(Component data from apps and pages)

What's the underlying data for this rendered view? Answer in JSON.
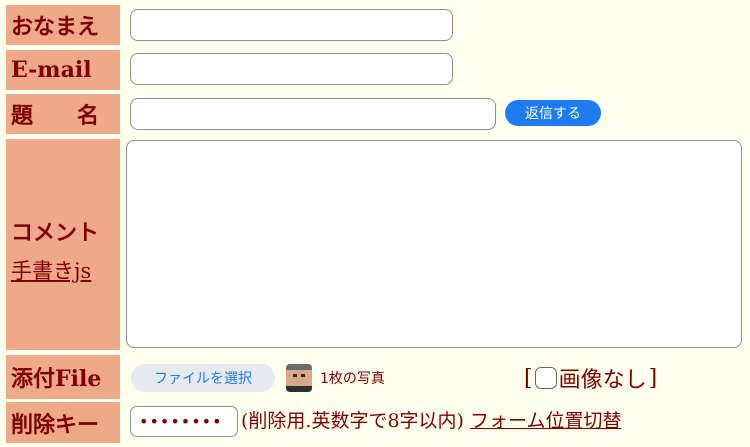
{
  "form": {
    "name": {
      "label": "おなまえ",
      "value": ""
    },
    "email": {
      "label": "E-mail",
      "value": ""
    },
    "subject": {
      "label": "題　　名",
      "value": "",
      "submit_label": "返信する"
    },
    "comment": {
      "label": "コメント",
      "link": "手書きjs",
      "value": ""
    },
    "file": {
      "label": "添付File",
      "button_label": "ファイルを選択",
      "selected_text": "1枚の写真",
      "no_image_label": "画像なし",
      "no_image_checked": false
    },
    "delete_key": {
      "label": "削除キー",
      "value": "••••••••",
      "note": "(削除用.英数字で8字以内)",
      "toggle_link": "フォーム位置切替"
    }
  },
  "colors": {
    "label_bg": "#EEAA88",
    "text": "#800000",
    "page_bg": "#FFFFEE",
    "accent": "#1E7BF2"
  }
}
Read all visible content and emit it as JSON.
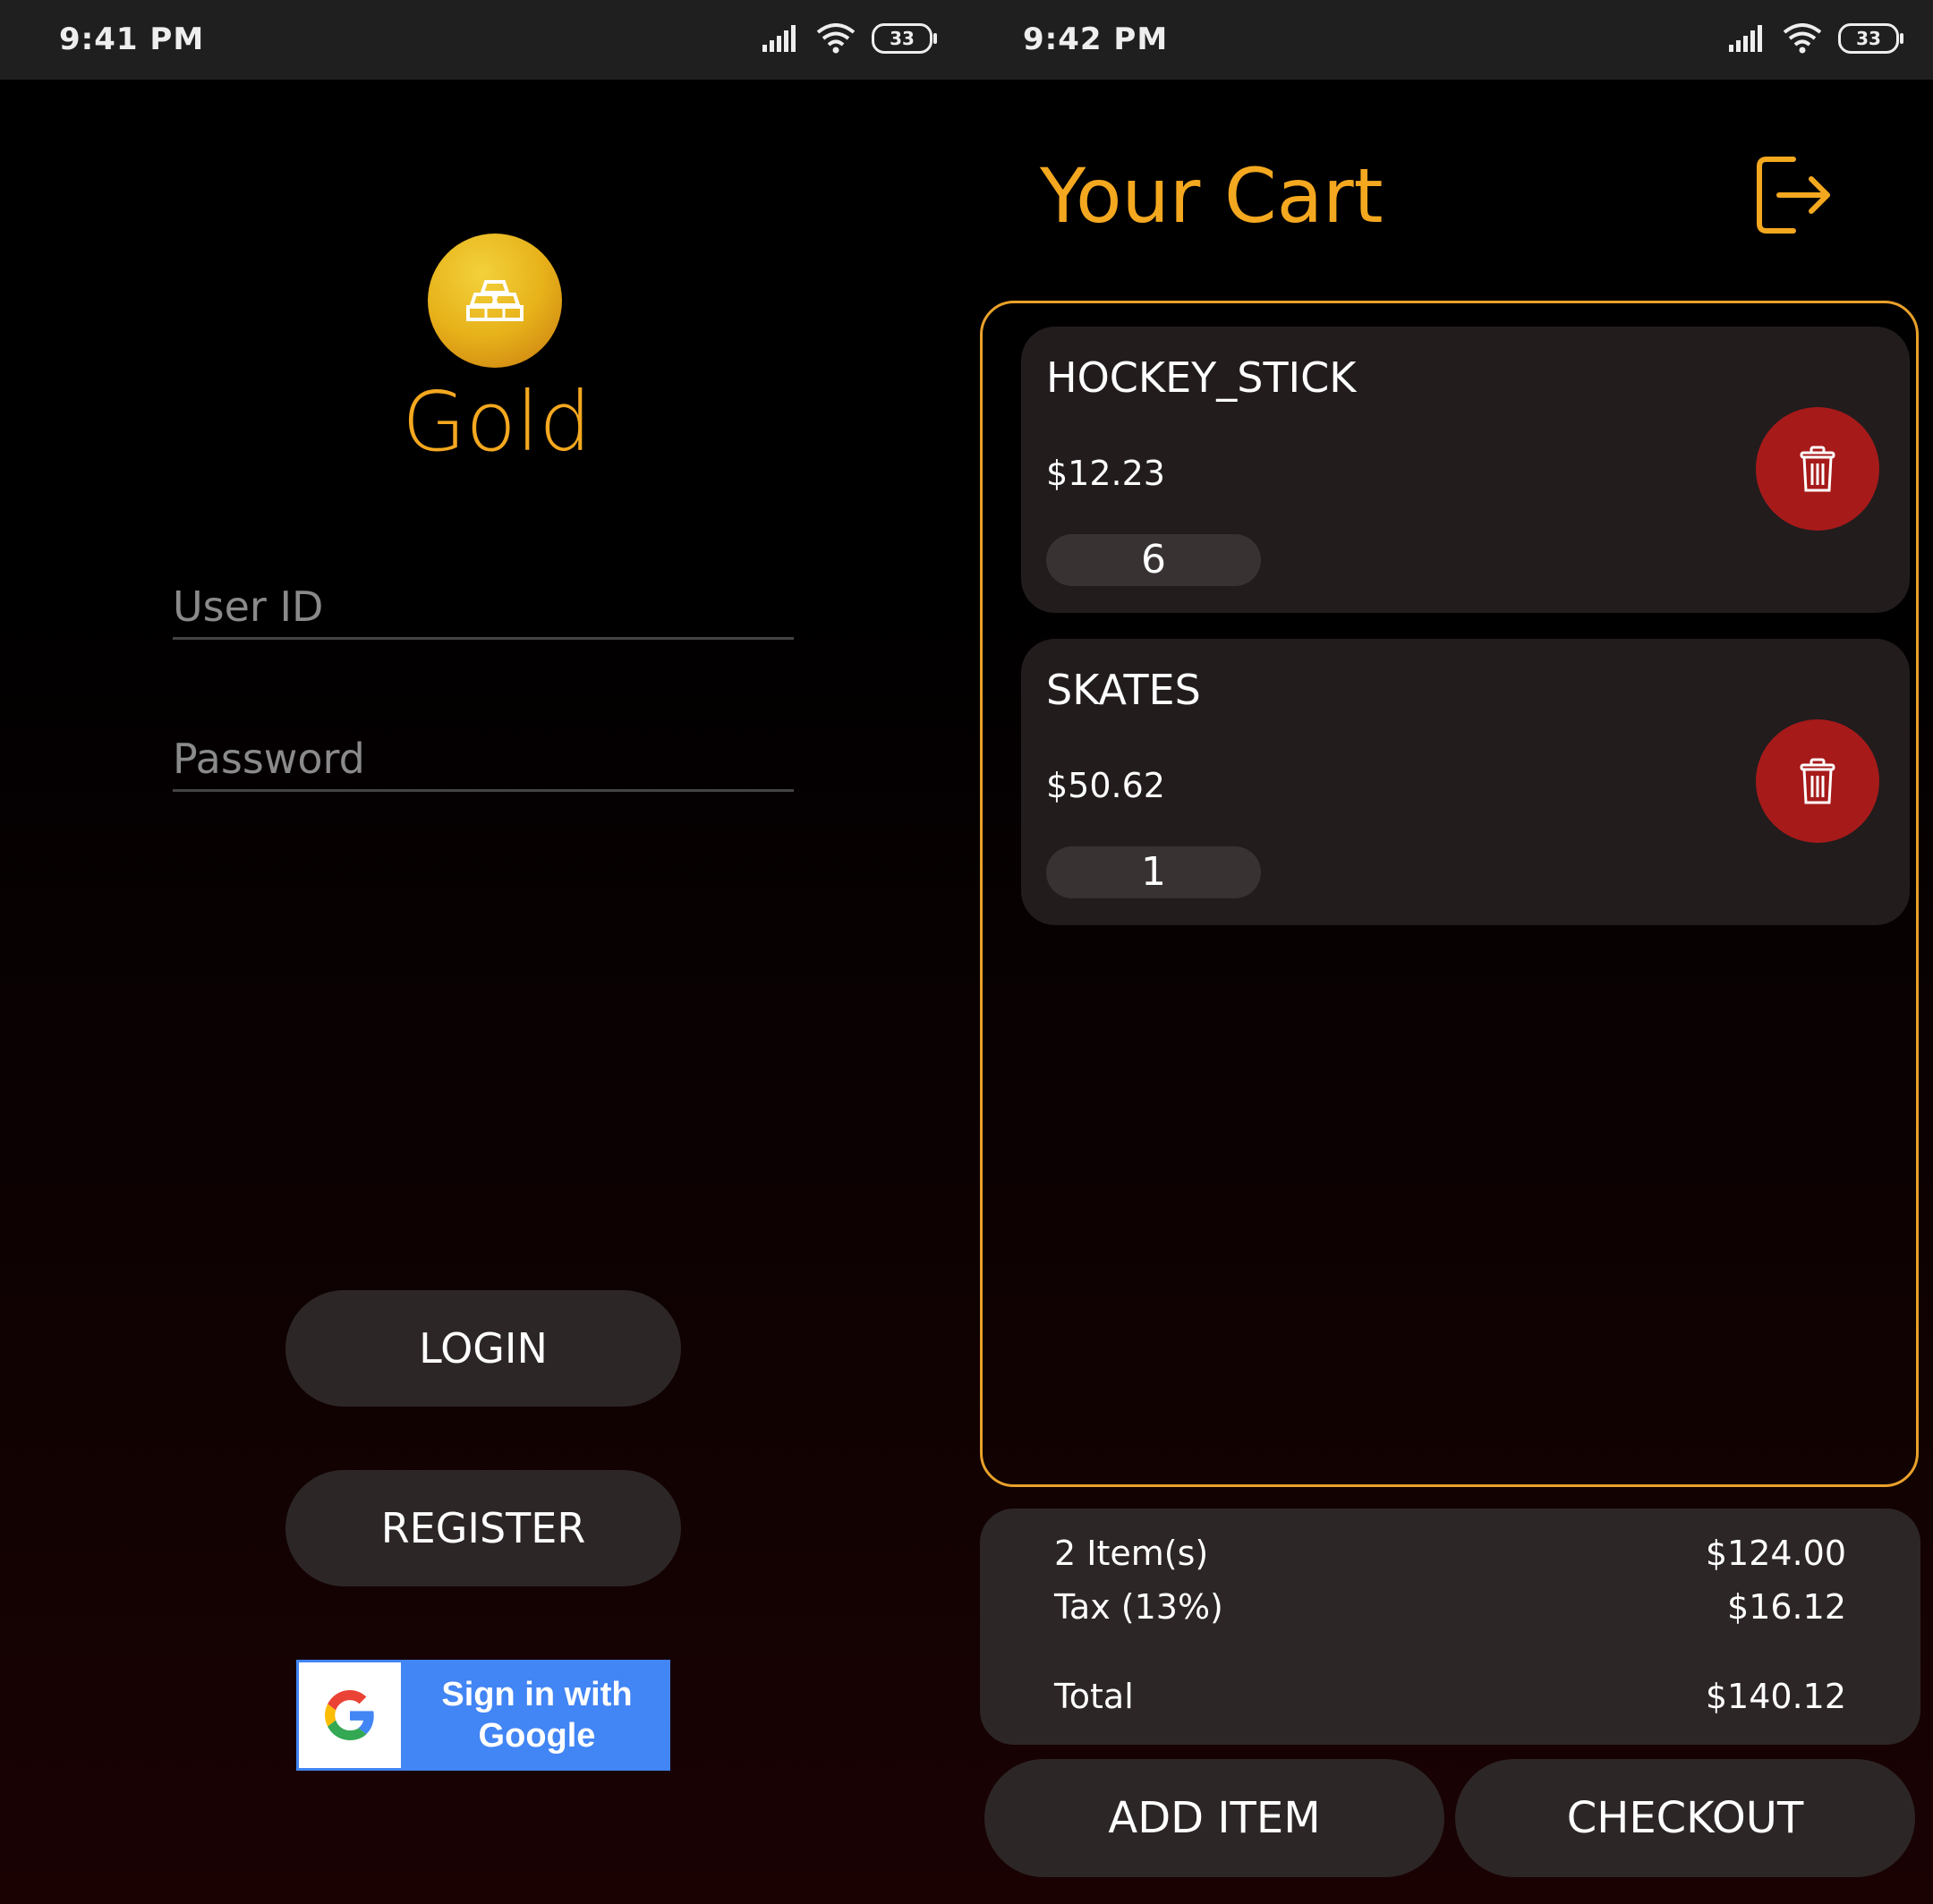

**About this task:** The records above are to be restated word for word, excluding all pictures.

**Expected answer:**
What's the underlying data for this rendered view? Answer in JSON.
{
  "form": {
    "name": {
      "label": "おなまえ",
      "value": ""
    },
    "email": {
      "label": "E-mail",
      "value": ""
    },
    "subject": {
      "label": "題　　名",
      "value": "",
      "submit_label": "返信する"
    },
    "comment": {
      "label": "コメント",
      "link": "手書きjs",
      "value": ""
    },
    "file": {
      "label": "添付File",
      "button_label": "ファイルを選択",
      "selected_text": "1枚の写真",
      "no_image_label": "画像なし",
      "no_image_checked": false
    },
    "delete_key": {
      "label": "削除キー",
      "value": "••••••••",
      "note": "(削除用.英数字で8字以内)",
      "toggle_link": "フォーム位置切替"
    }
  },
  "colors": {
    "label_bg": "#EEAA88",
    "text": "#800000",
    "page_bg": "#FFFFEE",
    "accent": "#1E7BF2"
  }
}
Read all visible content and emit it as JSON.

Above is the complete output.